**Action item:**
Look through the data and write out every line with the word "icon" in it.

(Records for this exercise)

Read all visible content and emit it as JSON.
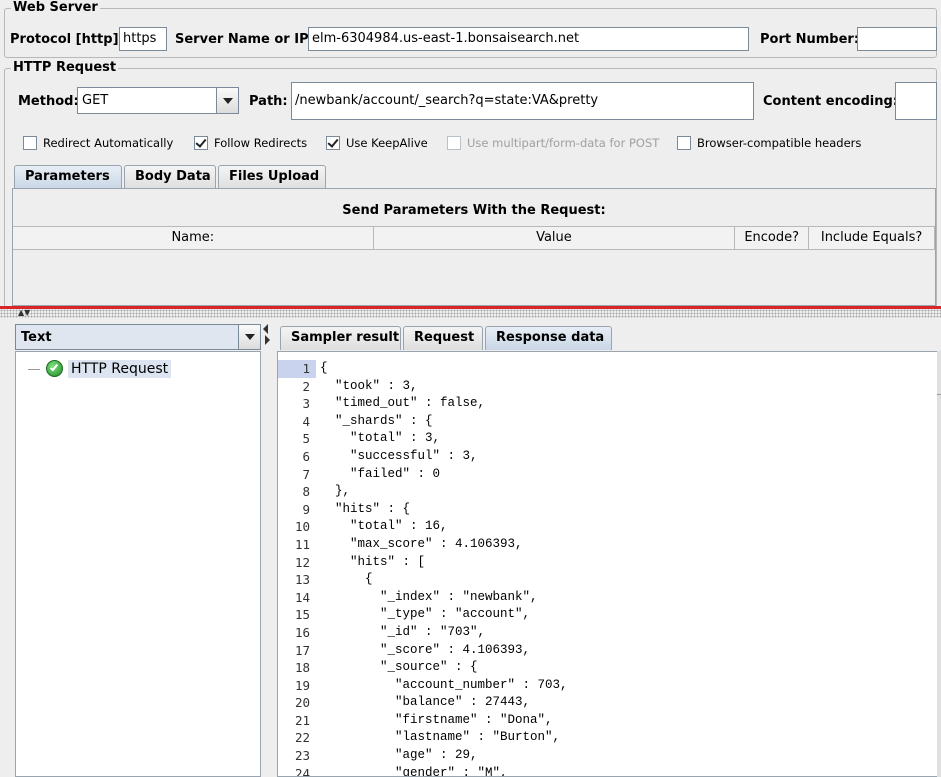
{
  "web_server": {
    "legend": "Web Server",
    "protocol_label": "Protocol [http]:",
    "protocol_value": "https",
    "server_label": "Server Name or IP:",
    "server_value": "elm-6304984.us-east-1.bonsaisearch.net",
    "port_label": "Port Number:",
    "port_value": ""
  },
  "http_request": {
    "legend": "HTTP Request",
    "method_label": "Method:",
    "method_value": "GET",
    "path_label": "Path:",
    "path_value": "/newbank/account/_search?q=state:VA&pretty",
    "encoding_label": "Content encoding:",
    "encoding_value": ""
  },
  "options": [
    {
      "label": "Redirect Automatically",
      "checked": false,
      "disabled": false
    },
    {
      "label": "Follow Redirects",
      "checked": true,
      "disabled": false
    },
    {
      "label": "Use KeepAlive",
      "checked": true,
      "disabled": false
    },
    {
      "label": "Use multipart/form-data for POST",
      "checked": false,
      "disabled": true
    },
    {
      "label": "Browser-compatible headers",
      "checked": false,
      "disabled": false
    }
  ],
  "request_tabs": [
    "Parameters",
    "Body Data",
    "Files Upload"
  ],
  "request_tabs_active": 0,
  "params": {
    "title": "Send Parameters With the Request:",
    "columns": [
      "Name:",
      "Value",
      "Encode?",
      "Include Equals?"
    ]
  },
  "renderer": {
    "selected": "Text"
  },
  "tree": {
    "items": [
      {
        "label": "HTTP Request",
        "status": "success"
      }
    ]
  },
  "result_tabs": [
    "Sampler result",
    "Request",
    "Response data"
  ],
  "result_tabs_active": 2,
  "response_lines": [
    "{",
    "  \"took\" : 3,",
    "  \"timed_out\" : false,",
    "  \"_shards\" : {",
    "    \"total\" : 3,",
    "    \"successful\" : 3,",
    "    \"failed\" : 0",
    "  },",
    "  \"hits\" : {",
    "    \"total\" : 16,",
    "    \"max_score\" : 4.106393,",
    "    \"hits\" : [",
    "      {",
    "        \"_index\" : \"newbank\",",
    "        \"_type\" : \"account\",",
    "        \"_id\" : \"703\",",
    "        \"_score\" : 4.106393,",
    "        \"_source\" : {",
    "          \"account_number\" : 703,",
    "          \"balance\" : 27443,",
    "          \"firstname\" : \"Dona\",",
    "          \"lastname\" : \"Burton\",",
    "          \"age\" : 29,",
    "          \"gender\" : \"M\","
  ],
  "colors": {
    "divider": "#d8262b",
    "active_tab": "#c9d6e6",
    "selection": "#dbe4f0"
  }
}
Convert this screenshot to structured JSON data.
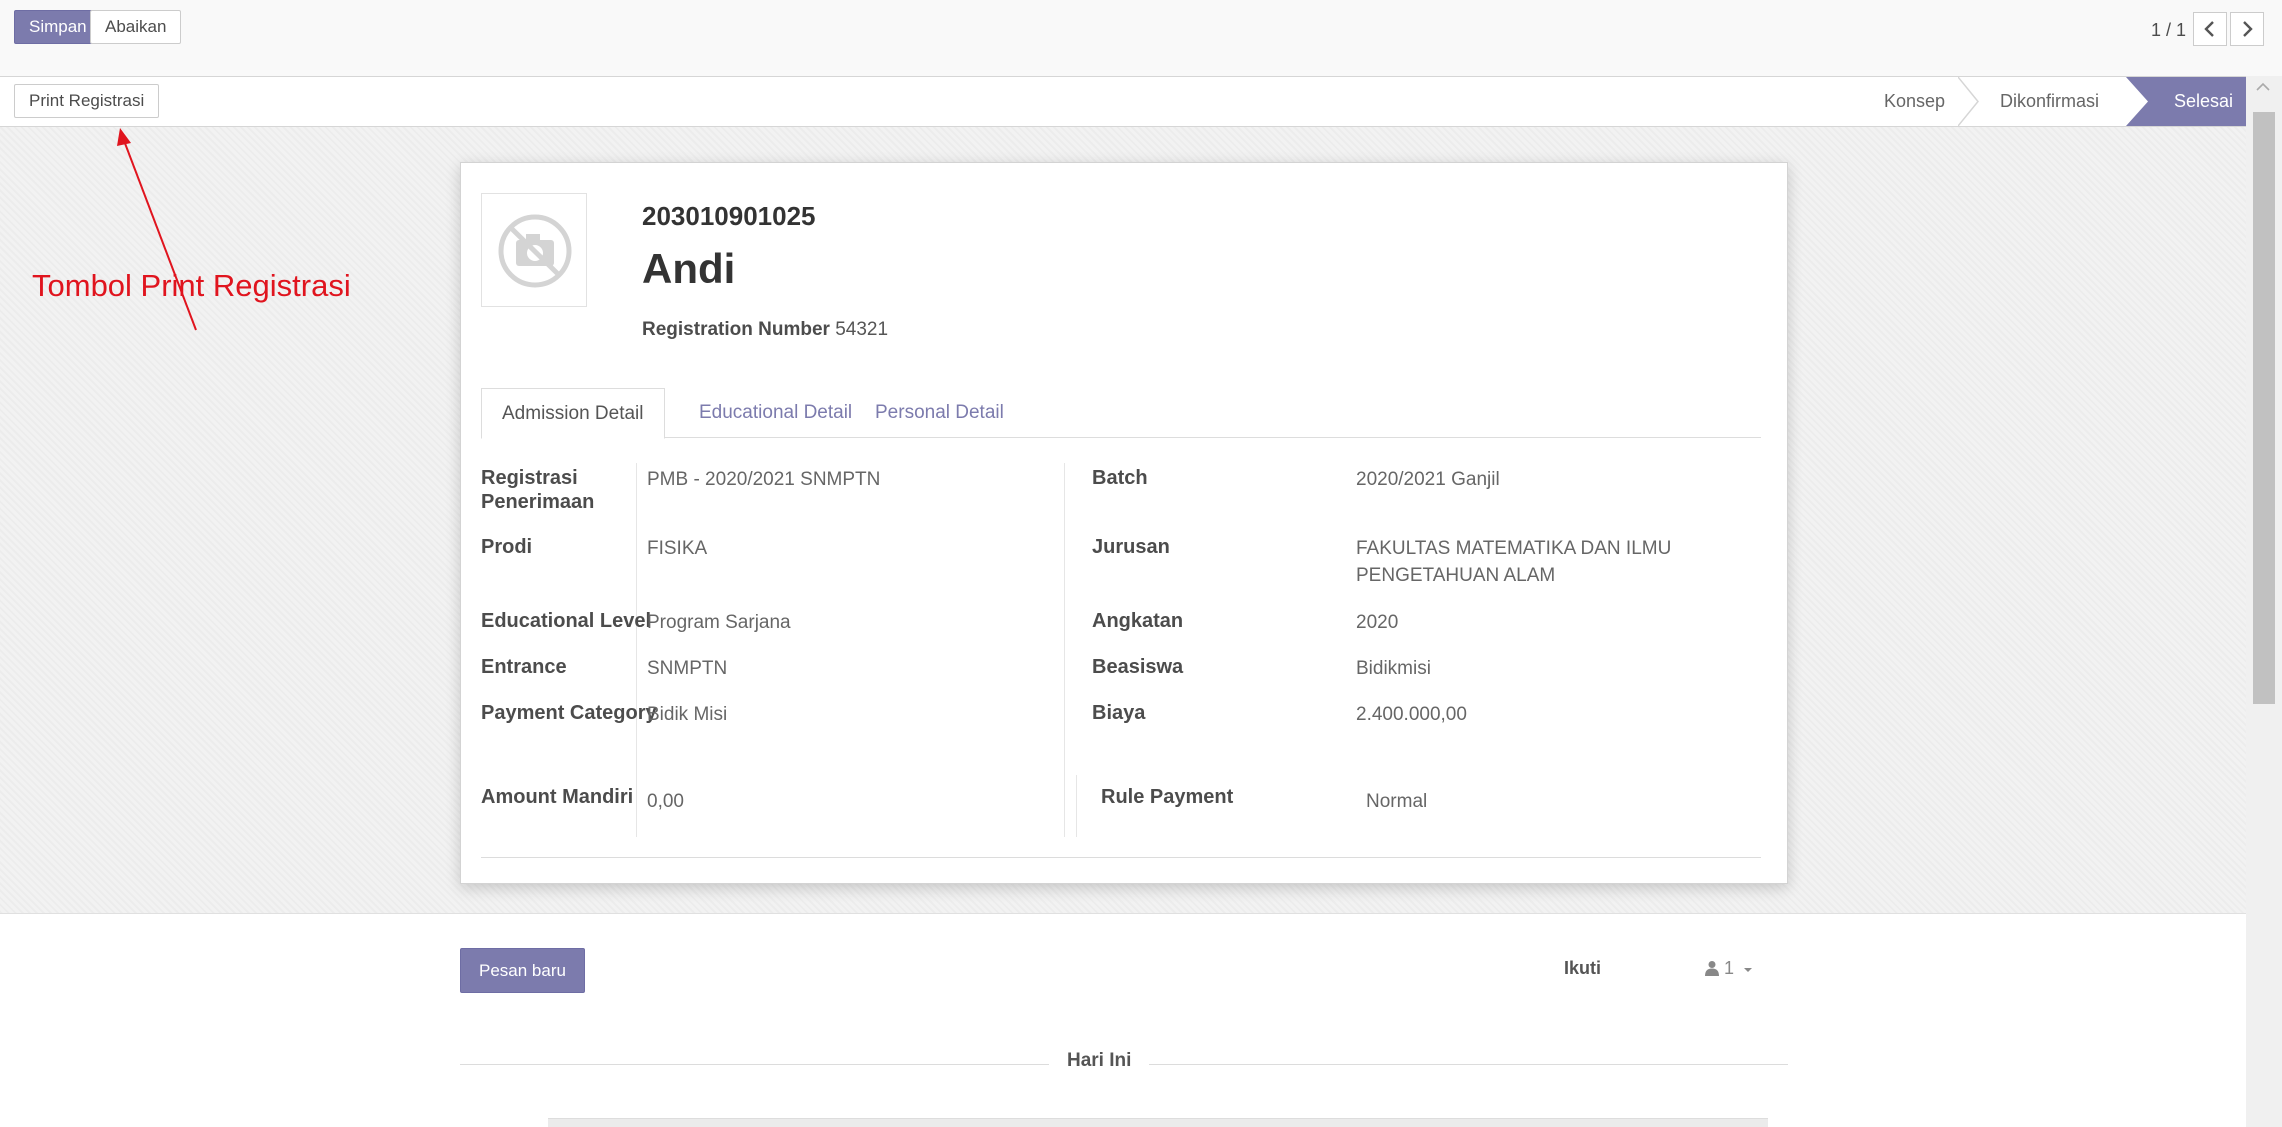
{
  "toolbar": {
    "save_label": "Simpan",
    "discard_label": "Abaikan",
    "pager_value": "1 / 1",
    "pager_prev_icon": "chevron-left-icon",
    "pager_next_icon": "chevron-right-icon"
  },
  "statusbar": {
    "print_label": "Print Registrasi",
    "stages": [
      {
        "label": "Konsep",
        "active": false
      },
      {
        "label": "Dikonfirmasi",
        "active": false
      },
      {
        "label": "Selesai",
        "active": true
      }
    ]
  },
  "record": {
    "student_number": "203010901025",
    "name": "Andi",
    "registration_label": "Registration Number",
    "registration_number": "54321",
    "avatar_icon": "camera-off-icon"
  },
  "tabs": [
    {
      "label": "Admission Detail",
      "active": true
    },
    {
      "label": "Educational Detail",
      "active": false
    },
    {
      "label": "Personal Detail",
      "active": false
    }
  ],
  "admission": {
    "registrasi_label": "Registrasi Penerimaan",
    "registrasi_value": "PMB - 2020/2021 SNMPTN",
    "batch_label": "Batch",
    "batch_value": "2020/2021 Ganjil",
    "prodi_label": "Prodi",
    "prodi_value": "FISIKA",
    "jurusan_label": "Jurusan",
    "jurusan_value": "FAKULTAS MATEMATIKA DAN ILMU PENGETAHUAN ALAM",
    "level_label": "Educational Level",
    "level_value": "Program Sarjana",
    "angkatan_label": "Angkatan",
    "angkatan_value": "2020",
    "entrance_label": "Entrance",
    "entrance_value": "SNMPTN",
    "beasiswa_label": "Beasiswa",
    "beasiswa_value": "Bidikmisi",
    "payment_category_label": "Payment Category",
    "payment_category_value": "Bidik Misi",
    "biaya_label": "Biaya",
    "biaya_value": "2.400.000,00",
    "amount_mandiri_label": "Amount Mandiri",
    "amount_mandiri_value": "0,00",
    "rule_payment_label": "Rule Payment",
    "rule_payment_value": "Normal"
  },
  "chatter": {
    "new_message_label": "Pesan baru",
    "follow_label": "Ikuti",
    "followers_count": "1",
    "followers_icon": "user-icon",
    "date_separator": "Hari Ini"
  },
  "annotation": {
    "text": "Tombol Print Registrasi",
    "color": "#e0141e"
  },
  "colors": {
    "primary": "#7c7bad",
    "annotation": "#e0141e"
  }
}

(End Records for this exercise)

**Output for this task:**
    "pager_prev_icon": "chevron-left-icon",
    "pager_next_icon": "chevron-right-icon"
    "avatar_icon": "camera-off-icon"
    "followers_icon": "user-icon",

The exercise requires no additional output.